Estate planning is the process of making preparations for how a person wants their assets to be handled in the event of their incapacitation or death. There are several important elements to creating a strong estate plan. However, one of the most influential tasks is choosing which type of trust is going to be in the best interest of your legacy and loved ones. Many people consult with an estate planning professional for advice, as to tackle this task alone can be both intimidating and confusing.
For the future of your legacy, it is crucial that you choose the right type of trust. Here are five most commonly used types of trust options for those creating an estate plan:
#1 Living Trust
Otherwise referred to as an “inter-vivos” trust, a living trust is created by the grantor and remains in control of his or her assets throughout life. This type of living trust permits the grantor to make changes as he or she wishes, as life circumstances change. The most frequent reasons that people consult with their estate planning professional about updating a living trust, is in the event of divorce, marriage, adoption, birth, death in the family, or major change in financial status.
#2 Revocable Trust
A revocable trust can be updated or terminated throughout the grantor’s lifetime.

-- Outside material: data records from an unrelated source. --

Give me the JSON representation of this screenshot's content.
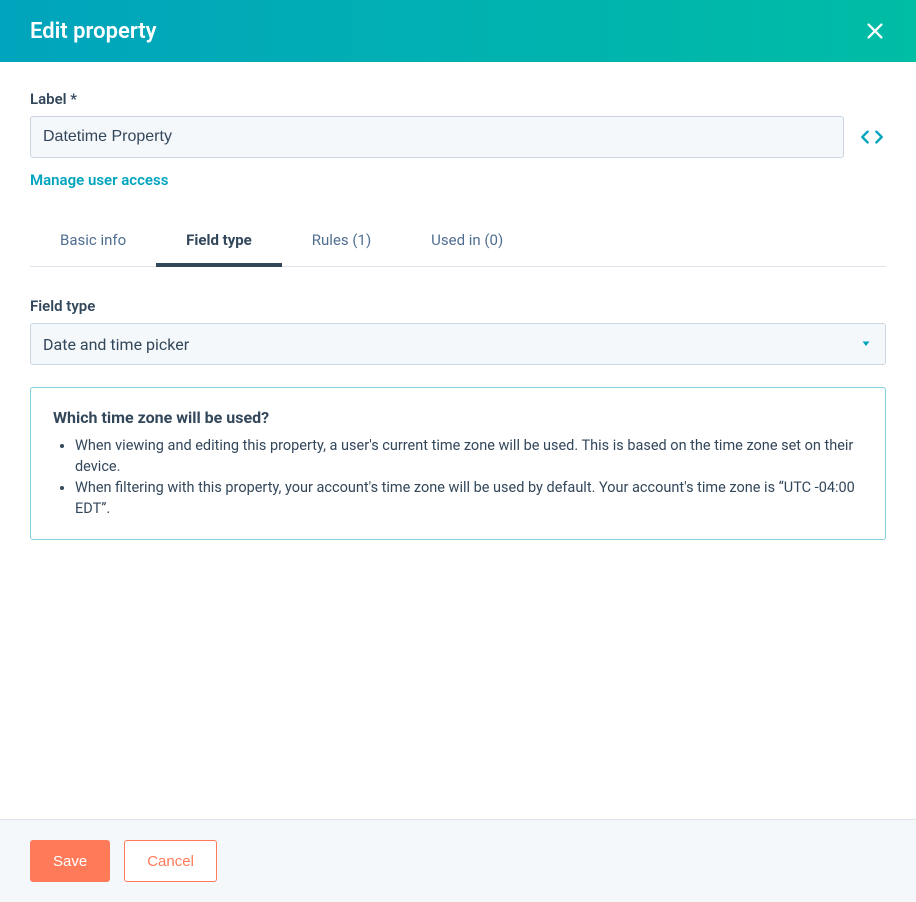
{
  "header": {
    "title": "Edit property"
  },
  "form": {
    "label_field_label": "Label *",
    "label_value": "Datetime Property",
    "manage_user_access": "Manage user access"
  },
  "tabs": {
    "basic_info": "Basic info",
    "field_type": "Field type",
    "rules": "Rules (1)",
    "used_in": "Used in (0)"
  },
  "field_type": {
    "label": "Field type",
    "selected": "Date and time picker"
  },
  "info": {
    "heading": "Which time zone will be used?",
    "bullet1": "When viewing and editing this property, a user's current time zone will be used. This is based on the time zone set on their device.",
    "bullet2": "When filtering with this property, your account's time zone will be used by default. Your account's time zone is “UTC -04:00 EDT”."
  },
  "footer": {
    "save": "Save",
    "cancel": "Cancel"
  }
}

In many cases, an estate planning professional helps their client set up the document in such a way that assets are automatically transferred and avoids going through probate entirely. After passing on, whoever is assigned as the successor trustee or beneficiary is to receive the assets right away.
#3 Irrevocable Trust
With an irrevocable trust, the grantor is not permitted to update or alter the document at any point during his or her life. The potential benefit to an irrevocable trust is that while the grantor is not longer managing the assets, this type of trust is usually more tax efficient (with low estate taxes, if any are required at all). Many people may prefer an irrevocable trust because the assets are transferred out of the grantor’s name and directly into the next family generation.
#4 Testamentary Trust
A testamentary trust may also be called a “will trust”, which is an agreement for a beneficiary’s benefit after the grantor has passed. This type of trust details how such assets are to be passed on after the grantor’s death, and is frequently instituted by an executor (who manages the trust for the grantor’s descendants after the will has been established). A testamentary trust is irrevocable, which means it cannot be altered after finalization.
#5 Funded (Or Unfunded) Trust
Unfunded or funded trusts are agreements that either have assets put into them, or are there to accepting funding at any time. These trusts can be used throughout the grantor’s life or after death. While this may sound simple, it is important to meet with an experienced estate planning professional about whether these trusts are most suitable to your situation.